How a Kyiv-based artist imagined her nation’s invaders and the mystery that surrounded them.
“Who are the little green men?” This question was first asked by governments and news media when, in early 2014, masked soldiers in unmarked uniforms surreptitiously invaded Ukraine and seized strategic locations in the region of Crimea. The answer, of course, turned out to be Russian special forces who, to this day, continue to fight in the Eastern section of the country. The little green men—and the initial mystery surrounding their identities—are the subject of Ukrainian multimedia artist Lada Nakonechna’s diptych, Uniform Image 1 and Uniform Image 2.
Presented as two pieces of an enormous puzzle, the unidentified life-size figures were lifted by Nakonechna from news and social media platforms that deluged viewers with images of soldiers. Ukrainians were anxious to understand their country’s crisis. Who was who, what was real, and what was propaganda?
Nakonechna’s concern is a universal one. Mistrustful of images, she thinks about the ways we obtain and hold onto information and knowledge, especially in conflict zones where violence is inflected by overloaded media, contested facts, and unstable historical memories.
I wrote a version of the text above two years ago as I was thinking about acquiring these drawings for our collection. They are beautifully hand-colored digital prints, but I wasn’t sure how Lada transferred the images from a digital file to paper. So I wrote to her and asked for an explanation. Her response was a technical one because my question was a technical one. I told her I loved the drawings. She expressed her gratitude for my interest.
Now in March of 2022, I wish I had asked her something more: are you afraid of another attack? For the future of your country? For the safety and freedom of your friends and family?

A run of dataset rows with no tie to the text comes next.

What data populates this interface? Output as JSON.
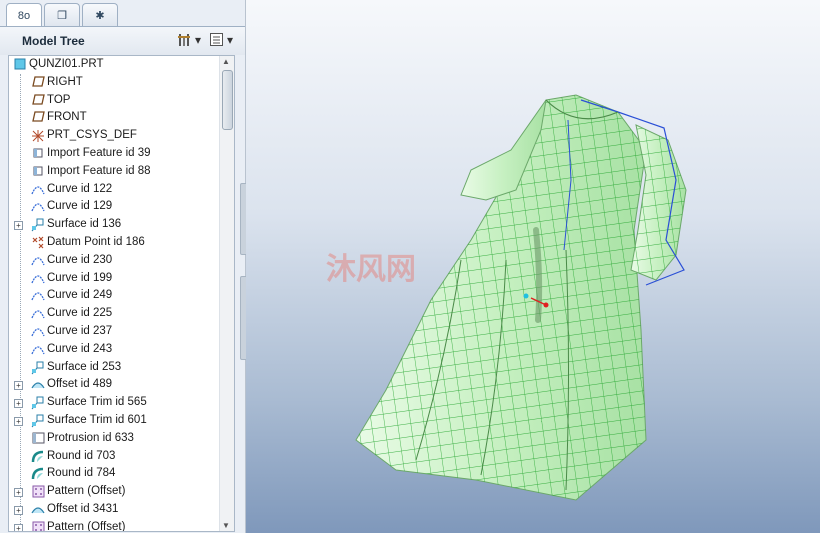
{
  "tabs": [
    {
      "name": "tree-tab",
      "icon": "tree-icon",
      "glyph": "8o"
    },
    {
      "name": "folder-tab",
      "icon": "folder-icon",
      "glyph": "❐"
    },
    {
      "name": "favorites-tab",
      "icon": "favorites-icon",
      "glyph": "✱"
    }
  ],
  "model_tree": {
    "title": "Model Tree",
    "settings_icon": "tree-settings-icon",
    "show_icon": "show-menu-icon",
    "root": {
      "label": "QUNZI01.PRT",
      "icon": "part-icon"
    },
    "items": [
      {
        "label": "RIGHT",
        "icon": "datum-plane-icon",
        "expand": false
      },
      {
        "label": "TOP",
        "icon": "datum-plane-icon",
        "expand": false
      },
      {
        "label": "FRONT",
        "icon": "datum-plane-icon",
        "expand": false
      },
      {
        "label": "PRT_CSYS_DEF",
        "icon": "csys-icon",
        "expand": false
      },
      {
        "label": "Import Feature id 39",
        "icon": "import-feature-icon",
        "expand": false
      },
      {
        "label": "Import Feature id 88",
        "icon": "import-feature-icon",
        "expand": false
      },
      {
        "label": "Curve id 122",
        "icon": "curve-icon",
        "expand": false
      },
      {
        "label": "Curve id 129",
        "icon": "curve-icon",
        "expand": false
      },
      {
        "label": "Surface id 136",
        "icon": "surface-icon",
        "expand": true
      },
      {
        "label": "Datum Point id 186",
        "icon": "datum-point-icon",
        "expand": false
      },
      {
        "label": "Curve id 230",
        "icon": "curve-icon",
        "expand": false
      },
      {
        "label": "Curve id 199",
        "icon": "curve-icon",
        "expand": false
      },
      {
        "label": "Curve id 249",
        "icon": "curve-icon",
        "expand": false
      },
      {
        "label": "Curve id 225",
        "icon": "curve-icon",
        "expand": false
      },
      {
        "label": "Curve id 237",
        "icon": "curve-icon",
        "expand": false
      },
      {
        "label": "Curve id 243",
        "icon": "curve-icon",
        "expand": false
      },
      {
        "label": "Surface id 253",
        "icon": "surface-icon",
        "expand": false
      },
      {
        "label": "Offset id 489",
        "icon": "offset-icon",
        "expand": true
      },
      {
        "label": "Surface Trim id 565",
        "icon": "surface-trim-icon",
        "expand": true
      },
      {
        "label": "Surface Trim id 601",
        "icon": "surface-trim-icon",
        "expand": true
      },
      {
        "label": "Protrusion id 633",
        "icon": "protrusion-icon",
        "expand": false
      },
      {
        "label": "Round id 703",
        "icon": "round-icon",
        "expand": false
      },
      {
        "label": "Round id 784",
        "icon": "round-icon",
        "expand": false
      },
      {
        "label": "Pattern (Offset)",
        "icon": "pattern-icon",
        "expand": true
      },
      {
        "label": "Offset id 3431",
        "icon": "offset-icon",
        "expand": true
      },
      {
        "label": "Pattern (Offset)",
        "icon": "pattern-icon",
        "expand": true
      }
    ]
  },
  "viewport": {
    "model": "dress-3d-model",
    "watermark": "沐风网",
    "colors": {
      "surface": "#c9f2c4",
      "mesh": "#1fa32a",
      "edge_blue": "#2a4fd6",
      "bg_top": "#f6f8fb",
      "bg_bottom": "#7f98bb"
    }
  }
}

Louis Marchesano is The Audrey and William H. Helfand Senior Curator of Prints, Drawings, and Photographs. He has worked on prints and drawings from the fifteenth century to the present. For his contributions to the history of early-modern French printmaking, Louis was named Chevalier de l’Ordre des Arts et des Lettres by the French Minister of Culture. In 2021, he received the Alfred H. Barr Jr. Award for museum scholarship for Käthe Kollwitz: Prints, Process, Politics.